The pilot of a light aircraft that crashed into a skyscraper in the Italian city of Milan on Thursday had been swindled out of more than SFr2.5 million.
Police investigating the crash said that Luigi-Gino Fasulo's desperation could have led him to commit suicide.
A deputy chief of Milan police, Giuseppe De Angelis, said police could not rule out the theory that Fasulo had committed suicide because of his economic ups and downs.
The suicide theory was first raised by Fasulo's son, Marco, who was quoted in an Italian daily newspaper as saying his father may have taken his life because he felt cheated.
Fasulo, who comes from the Swiss town of Pregassona, had reportedly lent the money to a business associate, who was supposed to repay the loan on to an Austrian bank account.
On Thursday morning, just hours before the crash, Fasulo and one of his sons tried to file a complaint about the missing money with police in the northern Italian town of Como. But the authorities told him they couldn't do anything about something that had occurred in Austria.
The 67-year-old Fasulo was in desperate financial straits. He had put his plane up for sale on an Internet site for SFr115,000.
His company "Playmatic", which is a distributor of automatic machines such as jukeboxes, has been in liquidation since March.
The crash killed three people - including the pilot - and left dozens of people injured. It was initially feared to be the work of terrorists, sparking memories of the September 11 attacks in the United States.

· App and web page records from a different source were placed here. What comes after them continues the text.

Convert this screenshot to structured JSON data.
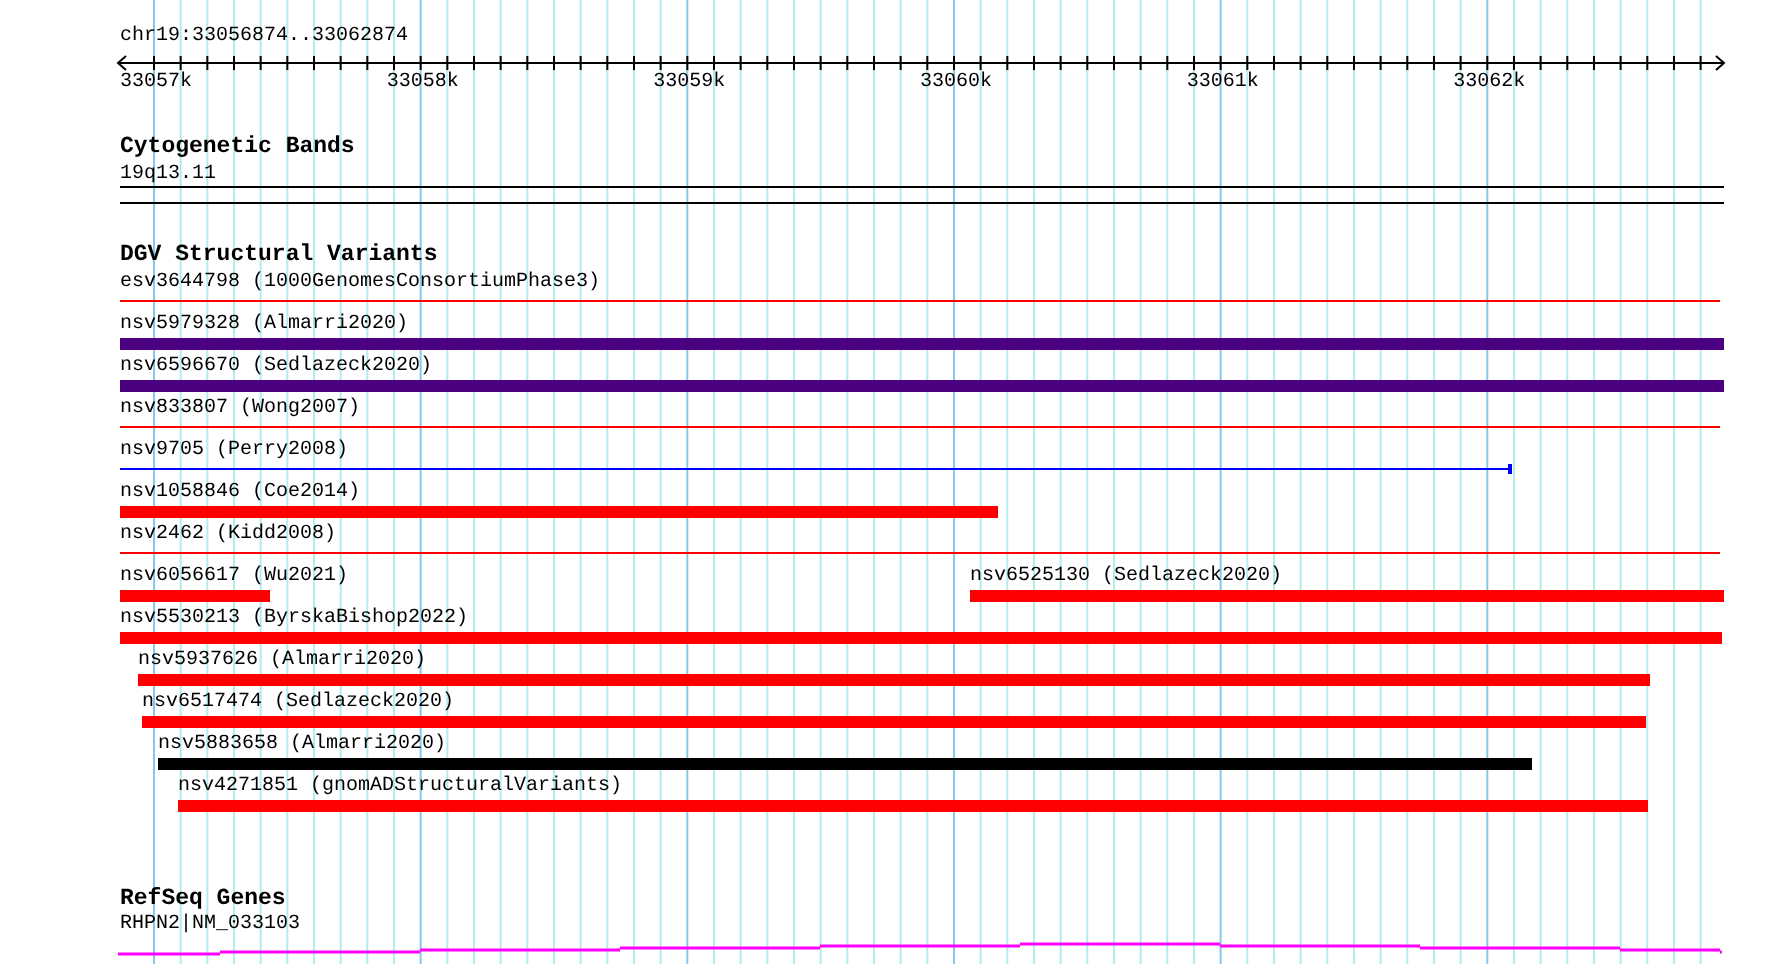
{
  "location": "chr19:33056874..33062874",
  "ruler": {
    "ticks": [
      "33057k",
      "33058k",
      "33059k",
      "33060k",
      "33061k",
      "33062k"
    ]
  },
  "cytoband": {
    "title": "Cytogenetic Bands",
    "label": "19q13.11"
  },
  "dgv": {
    "title": "DGV Structural Variants",
    "rows": [
      [
        {
          "label": "esv3644798 (1000GenomesConsortiumPhase3)",
          "kind": "line",
          "color": "#ff0000"
        }
      ],
      [
        {
          "label": "nsv5979328 (Almarri2020)",
          "kind": "bar",
          "color": "#4b0082"
        }
      ],
      [
        {
          "label": "nsv6596670 (Sedlazeck2020)",
          "kind": "bar",
          "color": "#4b0082"
        }
      ],
      [
        {
          "label": "nsv833807 (Wong2007)",
          "kind": "line",
          "color": "#ff0000"
        }
      ],
      [
        {
          "label": "nsv9705 (Perry2008)",
          "kind": "line",
          "color": "#0000ff"
        }
      ],
      [
        {
          "label": "nsv1058846 (Coe2014)",
          "kind": "bar",
          "color": "#ff0000"
        }
      ],
      [
        {
          "label": "nsv2462 (Kidd2008)",
          "kind": "line",
          "color": "#ff0000"
        }
      ],
      [
        {
          "label": "nsv6056617 (Wu2021)",
          "kind": "bar",
          "color": "#ff0000"
        },
        {
          "label": "nsv6525130 (Sedlazeck2020)",
          "kind": "bar",
          "color": "#ff0000"
        }
      ],
      [
        {
          "label": "nsv5530213 (ByrskaBishop2022)",
          "kind": "bar",
          "color": "#ff0000"
        }
      ],
      [
        {
          "label": "nsv5937626 (Almarri2020)",
          "kind": "bar",
          "color": "#ff0000"
        }
      ],
      [
        {
          "label": "nsv6517474 (Sedlazeck2020)",
          "kind": "bar",
          "color": "#ff0000"
        }
      ],
      [
        {
          "label": "nsv5883658 (Almarri2020)",
          "kind": "bar",
          "color": "#000000"
        }
      ],
      [
        {
          "label": "nsv4271851 (gnomADStructuralVariants)",
          "kind": "bar",
          "color": "#ff0000"
        }
      ]
    ]
  },
  "refseq": {
    "title": "RefSeq Genes",
    "label": "RHPN2|NM_033103",
    "color": "#ff00ff"
  }
}
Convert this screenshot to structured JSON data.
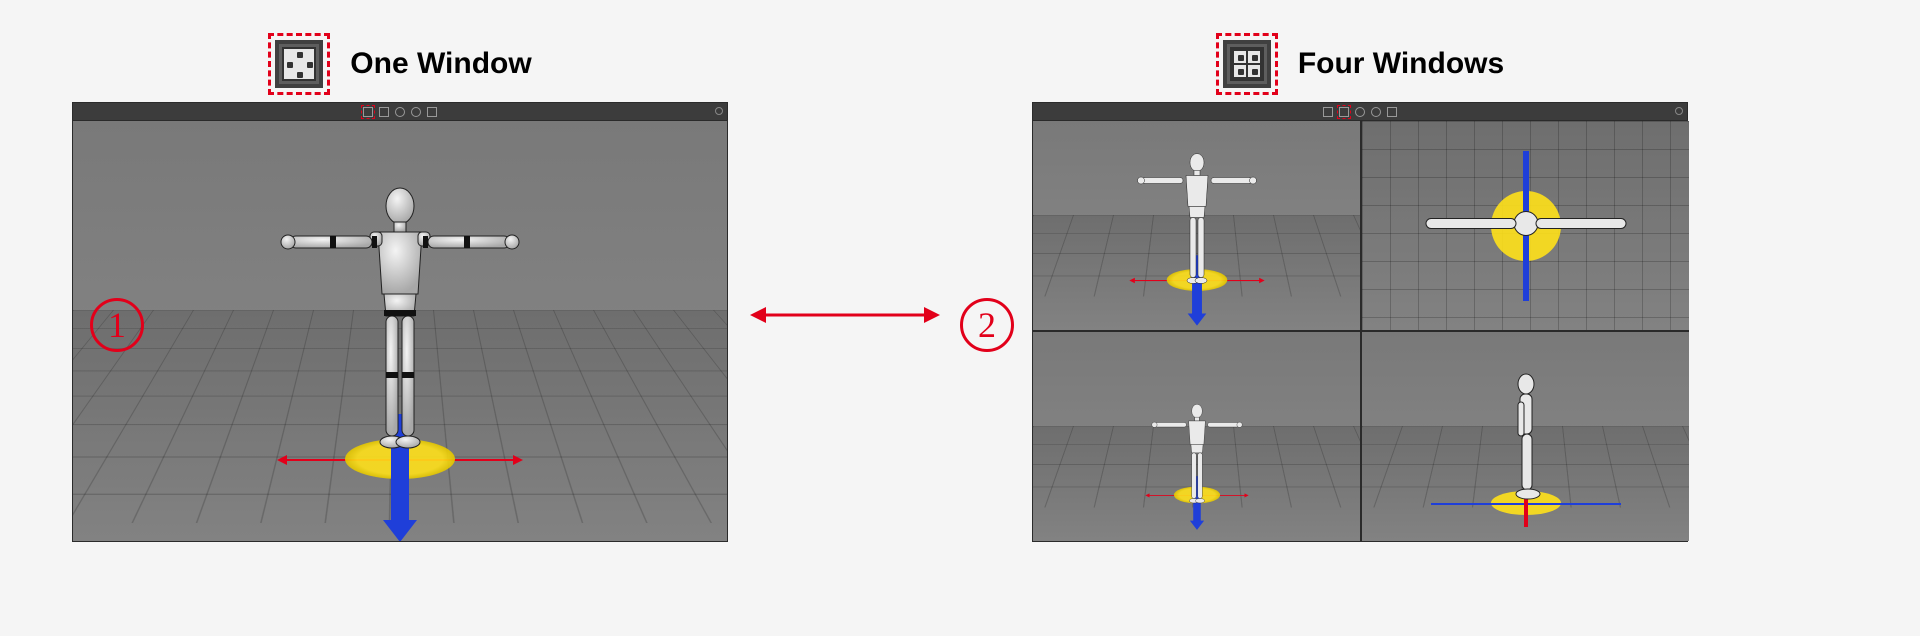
{
  "left": {
    "title": "One Window",
    "badge": "1",
    "layout_icon": "single-view-icon",
    "active_toolbar_icon": "single"
  },
  "right": {
    "title": "Four Windows",
    "badge": "2",
    "layout_icon": "four-view-icon",
    "active_toolbar_icon": "quad"
  },
  "scene": {
    "character": "humanoid-mannequin",
    "pose": "T-pose",
    "gizmo": {
      "disc_color": "#ffe11a",
      "x_axis_color": "#e2001a",
      "z_axis_color": "#1f3fd9"
    }
  },
  "colors": {
    "highlight": "#e2001a",
    "viewport_bg": "#808080",
    "toolbar_bg": "#3c3c3c"
  }
}
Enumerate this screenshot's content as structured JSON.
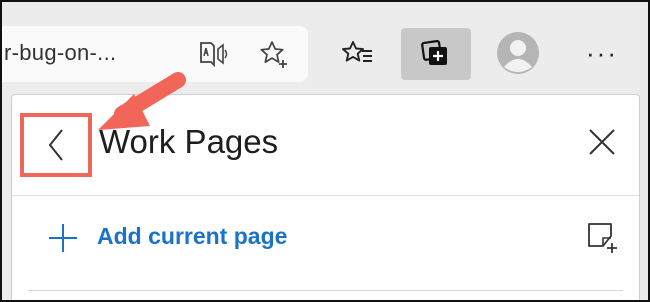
{
  "toolbar": {
    "url_text": "r-bug-on-...",
    "icons": [
      "read-aloud-icon",
      "add-favorite-icon",
      "favorites-icon",
      "collections-icon",
      "profile-avatar",
      "more-icon"
    ],
    "more_label": "···"
  },
  "panel": {
    "title": "Work Pages",
    "add_label": "Add current page"
  },
  "annotation": {
    "color": "#f2665a"
  }
}
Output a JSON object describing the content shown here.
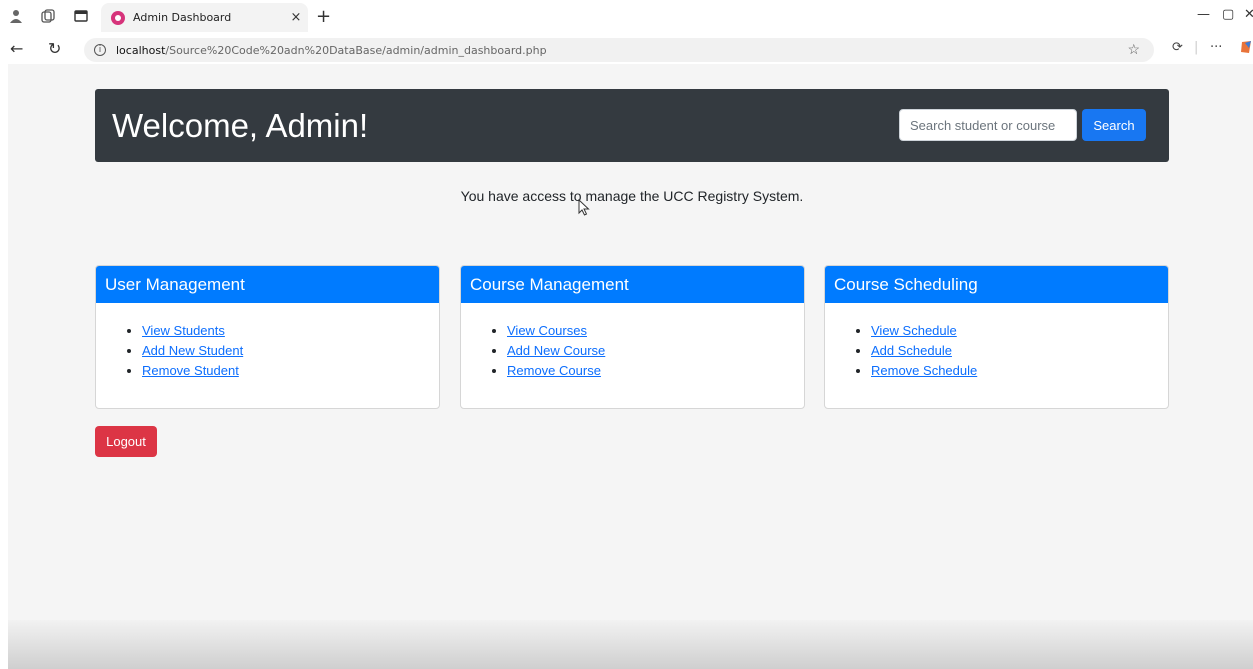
{
  "browser": {
    "tab_title": "Admin Dashboard",
    "tab_close": "×",
    "new_tab": "+",
    "url_host": "localhost",
    "url_path": "/Source%20Code%20adn%20DataBase/admin/admin_dashboard.php",
    "more_label": "···"
  },
  "header": {
    "title": "Welcome, Admin!",
    "search_placeholder": "Search student or course",
    "search_label": "Search"
  },
  "access_message": "You have access to manage the UCC Registry System.",
  "cards": [
    {
      "title": "User Management",
      "links": [
        "View Students",
        "Add New Student",
        "Remove Student"
      ]
    },
    {
      "title": "Course Management",
      "links": [
        "View Courses",
        "Add New Course",
        "Remove Course"
      ]
    },
    {
      "title": "Course Scheduling",
      "links": [
        "View Schedule",
        "Add Schedule",
        "Remove Schedule"
      ]
    }
  ],
  "logout_label": "Logout",
  "colors": {
    "header_bg": "#343a40",
    "card_header": "#007bff",
    "search_button": "#1877f2",
    "logout": "#dc3545"
  }
}
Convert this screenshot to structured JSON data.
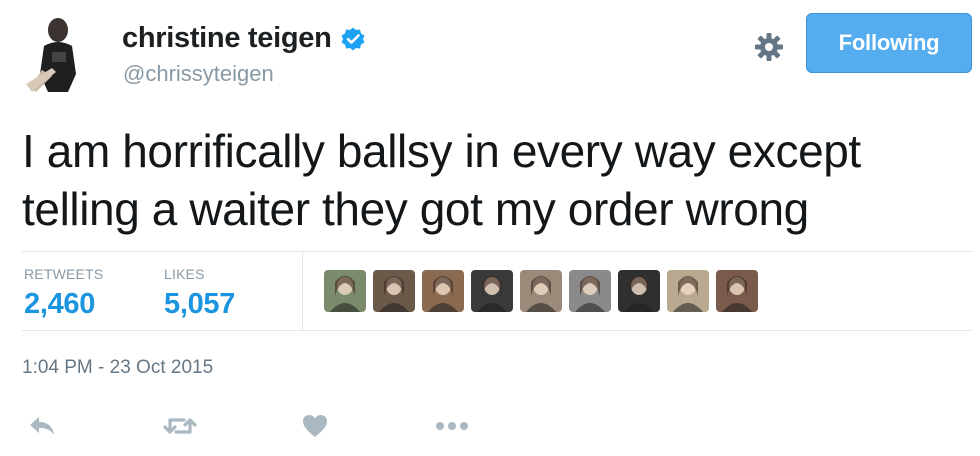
{
  "header": {
    "display_name": "christine teigen",
    "handle": "@chrissyteigen",
    "follow_label": "Following"
  },
  "tweet": {
    "lines": [
      "I am horrifically ballsy in every way except",
      "telling a waiter they got my order wrong"
    ]
  },
  "stats": {
    "retweets_label": "RETWEETS",
    "retweets_value": "2,460",
    "likes_label": "LIKES",
    "likes_value": "5,057"
  },
  "timestamp": "1:04 PM - 23 Oct 2015",
  "likers": [
    {
      "color": "#7a8a6a"
    },
    {
      "color": "#6b5a4a"
    },
    {
      "color": "#8a6a50"
    },
    {
      "color": "#3a3a3a"
    },
    {
      "color": "#9a8a7a"
    },
    {
      "color": "#8a8a8a"
    },
    {
      "color": "#2f2f2f"
    },
    {
      "color": "#b8a990"
    },
    {
      "color": "#7a5a4a"
    }
  ],
  "colors": {
    "accent": "#1b95e0",
    "follow_bg": "#55acee",
    "verified": "#1da1f2",
    "muted": "#8899a6",
    "action_icon": "#aab8c2"
  },
  "icons": [
    "verified-badge-icon",
    "gear-icon",
    "reply-icon",
    "retweet-icon",
    "heart-icon",
    "more-icon"
  ]
}
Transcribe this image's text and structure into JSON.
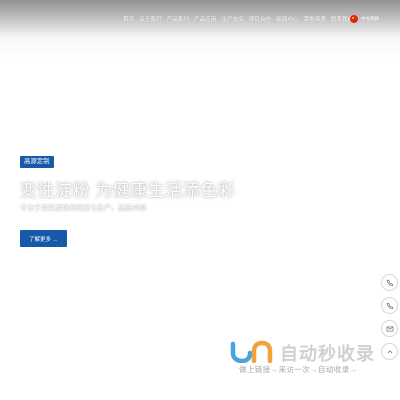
{
  "nav": {
    "items": [
      "首页",
      "关于我们",
      "产品系列",
      "产品应用",
      "生产车间",
      "项目合作",
      "新闻中心",
      "荣誉资质",
      "联系我们"
    ]
  },
  "language": {
    "label": "中文简体"
  },
  "hero": {
    "badge": "高源定制",
    "title": "变性淀粉 为健康生活添色彩",
    "subtitle": "专注于变性淀粉的研发与生产，品质卓越",
    "cta_label": "了解更多 →"
  },
  "side_tools": [
    {
      "icon": "phone-icon"
    },
    {
      "icon": "phone-icon"
    },
    {
      "icon": "mail-icon"
    },
    {
      "icon": "arrow-up-icon"
    }
  ],
  "watermark": {
    "title": "自动秒收录",
    "subtitle": "做上链接→来访一次→自动收录→"
  },
  "colors": {
    "brand_blue": "#1659a8",
    "watermark_blue": "#4aa3df",
    "watermark_orange": "#f2a33a"
  }
}
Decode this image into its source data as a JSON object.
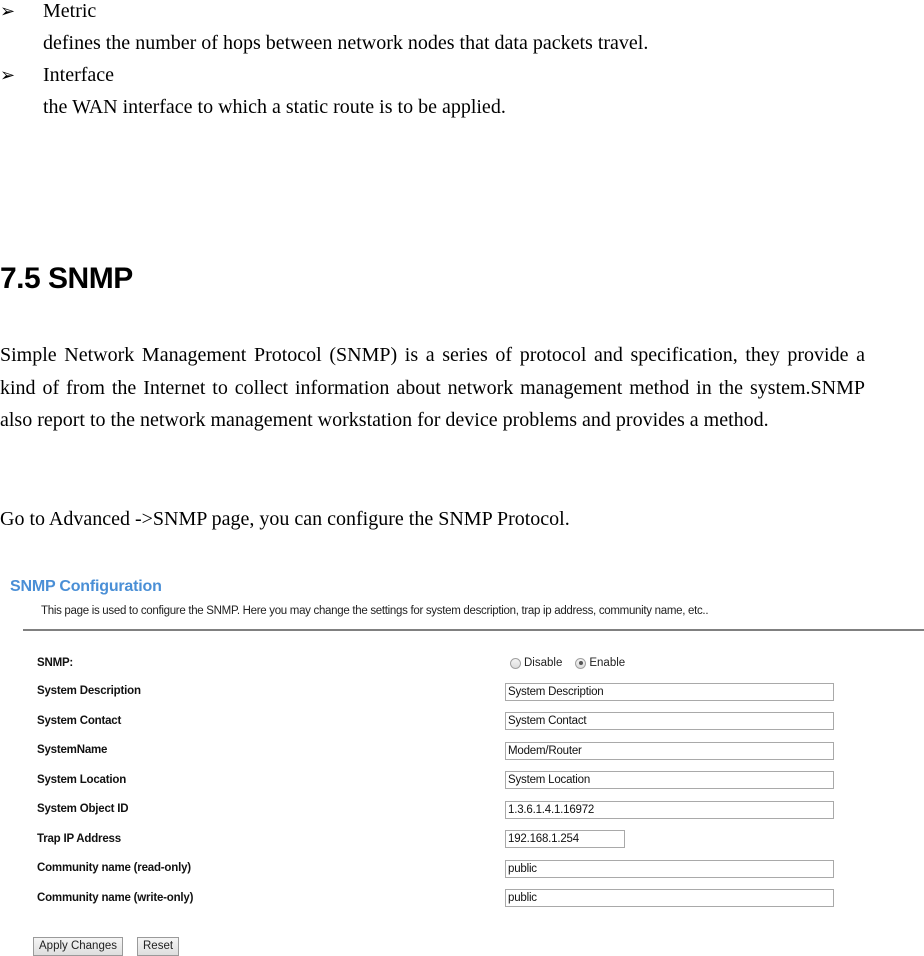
{
  "bullets": [
    {
      "icon": "arrow-bullet-icon",
      "term": "Metric",
      "description": "defines the number of hops between network nodes that data packets travel."
    },
    {
      "icon": "arrow-bullet-icon",
      "term": "Interface",
      "description": "the WAN interface to which a static route is to be applied."
    }
  ],
  "section": {
    "heading": "7.5 SNMP",
    "paragraph1": "Simple Network Management Protocol (SNMP) is a series of protocol and specification, they provide a kind of from the Internet to collect information about network management method in the system.SNMP also report to the network management workstation for device problems and provides a method.",
    "paragraph2": "Go to Advanced ->SNMP page, you can configure the SNMP Protocol."
  },
  "snmp_config": {
    "title": "SNMP Configuration",
    "description": "This page is used to configure the SNMP. Here you may change the settings for system description, trap ip address, community name, etc..",
    "snmp_label": "SNMP:",
    "radio_options": [
      {
        "label": "Disable",
        "checked": false
      },
      {
        "label": "Enable",
        "checked": true
      }
    ],
    "fields": [
      {
        "label": "System Description",
        "value": "System Description"
      },
      {
        "label": "System Contact",
        "value": "System Contact"
      },
      {
        "label": "SystemName",
        "value": "Modem/Router"
      },
      {
        "label": "System Location",
        "value": "System Location"
      },
      {
        "label": "System Object ID",
        "value": "1.3.6.1.4.1.16972"
      },
      {
        "label": "Trap IP Address",
        "value": "192.168.1.254"
      },
      {
        "label": "Community name (read-only)",
        "value": "public"
      },
      {
        "label": "Community name (write-only)",
        "value": "public"
      }
    ],
    "buttons": {
      "apply": "Apply Changes",
      "reset": "Reset"
    },
    "colors": {
      "title": "#4a8fd6"
    }
  }
}
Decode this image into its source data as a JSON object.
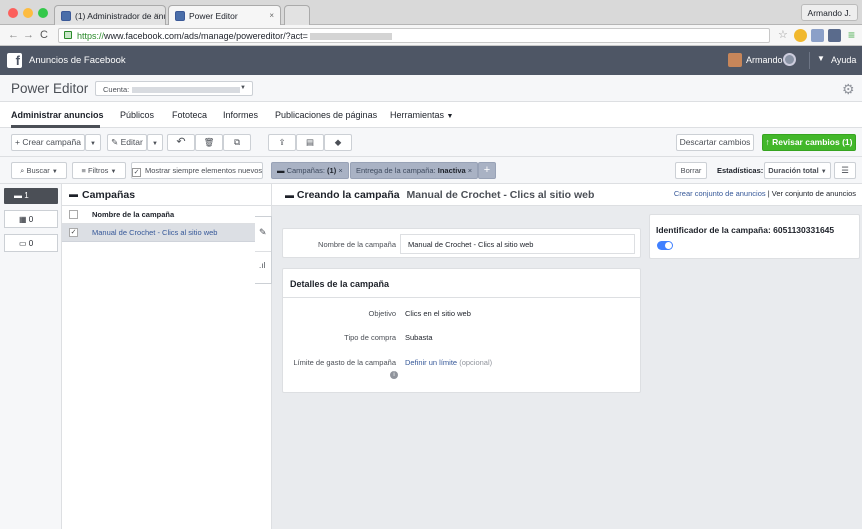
{
  "browser": {
    "tabs": [
      {
        "label": "(1) Administrador de anunc"
      },
      {
        "label": "Power Editor"
      }
    ],
    "user_chip": "Armando J.",
    "url_scheme": "https://",
    "url_rest": "www.facebook.com/ads/manage/powereditor/?act="
  },
  "fbbar": {
    "title": "Anuncios de Facebook",
    "user": "Armando",
    "help": "Ayuda"
  },
  "header": {
    "title": "Power Editor",
    "account_label": "Cuenta:"
  },
  "nav": {
    "tabs": [
      "Administrar anuncios",
      "Públicos",
      "Fototeca",
      "Informes",
      "Publicaciones de páginas",
      "Herramientas"
    ]
  },
  "toolbar": {
    "create": "+ Crear campaña",
    "edit": "Editar",
    "discard": "Descartar cambios",
    "review": "Revisar cambios (1)"
  },
  "filters": {
    "search": "Buscar",
    "filters": "Filtros",
    "show_always": "Mostrar siempre elementos nuevos",
    "chip1_label": "Campañas:",
    "chip1_value": "(1)",
    "chip2_label": "Entrega de la campaña:",
    "chip2_value": "Inactiva",
    "clear": "Borrar",
    "stats_label": "Estadísticas:",
    "stats_value": "Duración total"
  },
  "rail": {
    "campaigns_count": "1",
    "adsets_count": "0",
    "ads_count": "0"
  },
  "list": {
    "header": "Campañas",
    "column": "Nombre de la campaña",
    "row": "Manual de Crochet - Clics al sitio web"
  },
  "detail": {
    "creating": "Creando la campaña",
    "campaign_name": "Manual de Crochet - Clics al sitio web",
    "link_create": "Crear conjunto de anuncios",
    "link_sep": "|",
    "link_view": "Ver conjunto de anuncios",
    "name_label": "Nombre de la campaña",
    "name_value": "Manual de Crochet - Clics al sitio web",
    "section_title": "Detalles de la campaña",
    "objective_label": "Objetivo",
    "objective_value": "Clics en el sitio web",
    "buy_label": "Tipo de compra",
    "buy_value": "Subasta",
    "limit_label": "Límite de gasto de la campaña",
    "limit_link": "Definir un límite",
    "limit_optional": "(opcional)",
    "id_text": "Identificador de la campaña: 6051130331645"
  },
  "colors": {
    "fb_bar": "#4e5665",
    "review_green": "#42b72a",
    "link_blue": "#365899",
    "toggle_blue": "#4080ff"
  }
}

The crash was the second air incident to hit Milan in seven months. In October last year, a Scandinavian SAS plane collided with a small private plane on the runway in Linate, killing 118 people.
swissinfo with agencies